Future State: Gotham #3 Review

After a promising second issue, Future State: Gotham returns for its third foray into the dark future of, well, Gotham. Previously, Peacekeeper Red and the Next Batman had been caught in the middle of a mass breakout at Blackgate Penitentiary. Will this unlikely duo survive the night, or do the inmates of Blackgate have more sinister plans?


More like Arkham Knightfall in quality

Joshua Williamson and Dennis Culver drop us right where we left off, with Jace and Jason fighting for their lives against the inmates of Blackgate while Dick and Tim investigate the suspiciously bat-shaped crater in the middle of downtown Gotham. It’s an interesting set of parallel stories, or at least, it would be, given that Dick and Tim are given about 3 pages worth of focus and do basically nothing in that span. It’s a major letdown, considering the larger role they seemed to have been set up to take last issue. In fact, most of issue 3 is kind of underwhelming. A lot of page time is devoted to cameos from the Bat-rogues, such as Two Face, Copperhead, Killer Croc, etc. Even Punchline has a way too long cameo that I reeeeeeally hope leads somewhere soon, because it takes up a LOT of page time for what seems like no reason at all. On top of this, we get introduced to Warmonger, a new villain that seems to be at odds to the Peacekeepers (in case you couldn’t tell by the name) but ALSO somehow knows things about Astrid Arkham (like the way she ran her Arkham Knights, for example) that he couldn’t know unless he was one of them, so be on the lookout for that twist, I guess.

Hey man, at least he looks cool.

To be fully honest, I’m not sure what they’re going for with his design here. His appearance in issues 1 and 2 evoked a kind of urban guerilla fighter with a whole ball cap and poncho thing going on, but now he’s full on Norse warrior. He looks like he could have walked straight out of a God of War game or Assassin’s Creed: Valhalla. It’s not a bad design, just one that I feel could have been more congruent with the world around it. It seems like Williamson is setting him up to be a kind of crazy cult leader type; he regularly refers to the Blackgate inmates as “my heathens”. It’s not necessarily a BAD setup for a villain, but it is definitely one that needs to put some extra work in to stand out from the crowd.

Candygram for (War)monger

So what DID I like about this issue? The art. Giannis Milogiannis is insanely talented. I’m extremely happy to see that the first issue’s art troubles seem to be gone, and Milogiannis’ style has come into its own in this book. There are some very neat shots here that feel dynamic and interesting and add to the midnight mystery of Gotham.

These glider designs RULE.

Jace and Jason also feel great in this book. Williamson and Culver maintain a believable and entertaining level of banter between them, and I really hope we get to see these two working more together in the future.

I also LOVE how Milogiannis draws Jace’s Batsuit.

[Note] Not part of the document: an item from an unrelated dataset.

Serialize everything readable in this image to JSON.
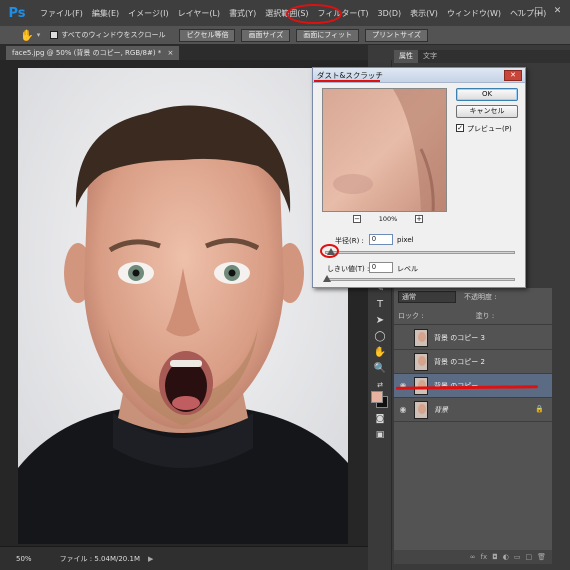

It’s imposing and stylish all at the same time, and I’m a massive fan of the full face guard. Jace is almost always drawn in some kind of dynamic pose throughout the issue as well, which adds to his vibe of being a younger, more energetic Batman. Great stuff.

End of the (Punch)line

The backup story for this issue is Punchline, a story already published in Batman: Black and White. I’m a little confused as to why these are getting republished alongside this series. I understand that both are Bat-series, and both are black and white, but does this book need a backup story so badly that we need reprinted material? Just my two cents.

Recommended if…

  • You’re excited to follow Jason post-Future State.
  • Jace and Jason interacting appeals to you.
  • You’re invested in the State of Gotham in the near Future.


This book has had some ups and downs for sure. Last issue was such a creative breakaway, and I was hoping the momentum would carry over into this issue, but it looks like we’re going to be stuck in setup hell for a while. I wish I could say I wasn’t disappointed.

Score: 5/10

Disclaimer: DC Comics provided Batman News with an advance copy of this comic for the purpose of this review.